Dec. 23, 2005 – Union officials voted yesterday to return New York City transportation workers to their jobs, ending a three-day strike. The workers went back on the job without a contract.
Tuesday, about 34,000 union members walked off the job over disagreements with the Metropolitan Transportation Authority (MTA) on pensions, health care and pay raises. Pensions remain a major sticking point, though MTA officials indicated that they may back off on a proposal that new hires put six percent of their pay toward pension, the New York Times reported.

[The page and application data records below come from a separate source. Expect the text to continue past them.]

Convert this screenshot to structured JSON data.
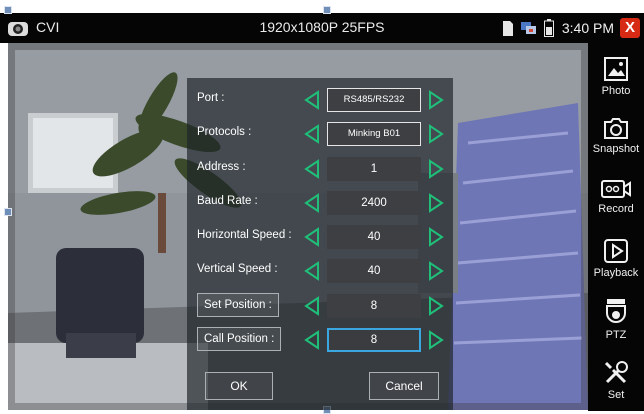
{
  "top_bar": {
    "app_label": "CVI",
    "resolution": "1920x1080P 25FPS",
    "time": "3:40 PM",
    "close_glyph": "X",
    "icons": [
      "camera-icon",
      "sd-card-icon",
      "network-icon",
      "battery-icon",
      "close-icon"
    ]
  },
  "sidebar": {
    "items": [
      {
        "label": "Photo",
        "icon": "photo-icon"
      },
      {
        "label": "Snapshot",
        "icon": "camera-icon"
      },
      {
        "label": "Record",
        "icon": "video-camera-icon"
      },
      {
        "label": "Playback",
        "icon": "play-icon"
      },
      {
        "label": "PTZ",
        "icon": "dome-camera-icon"
      },
      {
        "label": "Set",
        "icon": "tools-icon"
      }
    ]
  },
  "dialog": {
    "rows": [
      {
        "label": "Port :",
        "value": "RS485/RS232"
      },
      {
        "label": "Protocols :",
        "value": "Minking B01"
      },
      {
        "label": "Address :",
        "value": "1"
      },
      {
        "label": "Baud Rate :",
        "value": "2400"
      },
      {
        "label": "Horizontal Speed :",
        "value": "40"
      },
      {
        "label": "Vertical Speed :",
        "value": "40"
      },
      {
        "label": "Set Position :",
        "value": "8"
      },
      {
        "label": "Call Position :",
        "value": "8"
      }
    ],
    "ok_label": "OK",
    "cancel_label": "Cancel"
  },
  "colors": {
    "bar": "#050505",
    "arrow": "#1fbf7a",
    "selection": "#3aa7e0",
    "close": "#d62a14"
  }
}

In a statement yesterday, Local 100 of the Transportation Workers Union announced that its executive board voted "overwhelmingly" to accept a New York State mediatorâ€™s recommendation that transit workers go back on the job while the union and the Metropolitan Transportation Administration negotiate the terms of a new contract.
Under New York State Law, public employees are barred from striking. Courts have fined Local 100 members six daysâ€™ pay for the job action and fined the union millions more.